Exercise description –
Would you repeat the listing exactly, without any of its images?

Records –
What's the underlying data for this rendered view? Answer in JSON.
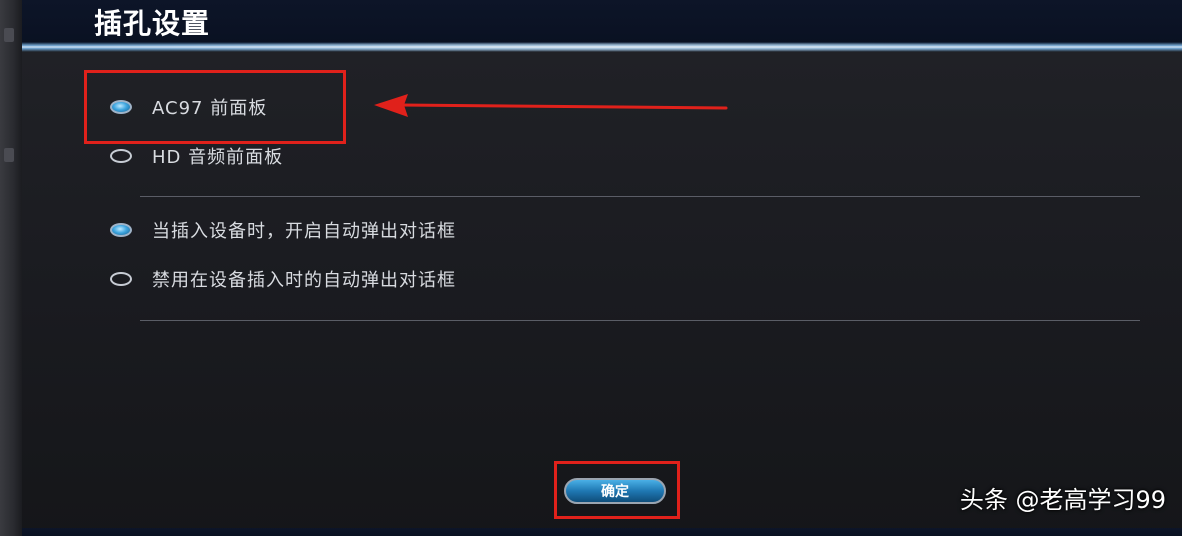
{
  "window": {
    "title": "插孔设置"
  },
  "panel_mode": {
    "options": [
      {
        "label": "AC97 前面板",
        "checked": true
      },
      {
        "label": "HD 音频前面板",
        "checked": false
      }
    ]
  },
  "autopopup": {
    "options": [
      {
        "label": "当插入设备时，开启自动弹出对话框",
        "checked": true
      },
      {
        "label": "禁用在设备插入时的自动弹出对话框",
        "checked": false
      }
    ]
  },
  "actions": {
    "ok_label": "确定"
  },
  "annotation": {
    "color": "#e0211b"
  },
  "watermark": {
    "text": "头条 @老高学习99"
  }
}
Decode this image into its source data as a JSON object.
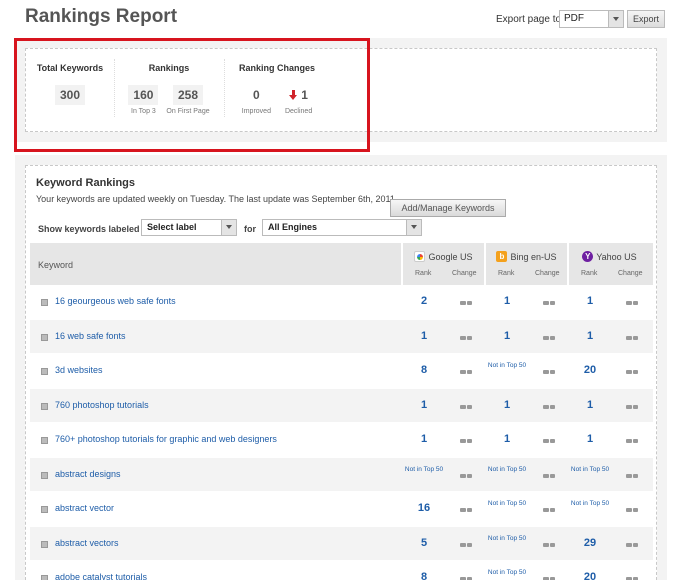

Result of the task –
What's the underlying data for this rendered view? Answer in JSON.
{
  "window": {
    "title": "插孔设置"
  },
  "panel_mode": {
    "options": [
      {
        "label": "AC97 前面板",
        "checked": true
      },
      {
        "label": "HD 音频前面板",
        "checked": false
      }
    ]
  },
  "autopopup": {
    "options": [
      {
        "label": "当插入设备时，开启自动弹出对话框",
        "checked": true
      },
      {
        "label": "禁用在设备插入时的自动弹出对话框",
        "checked": false
      }
    ]
  },
  "actions": {
    "ok_label": "确定"
  },
  "annotation": {
    "color": "#e0211b"
  },
  "watermark": {
    "text": "头条 @老高学习99"
  }
}
Decode this image into its source data as a JSON object.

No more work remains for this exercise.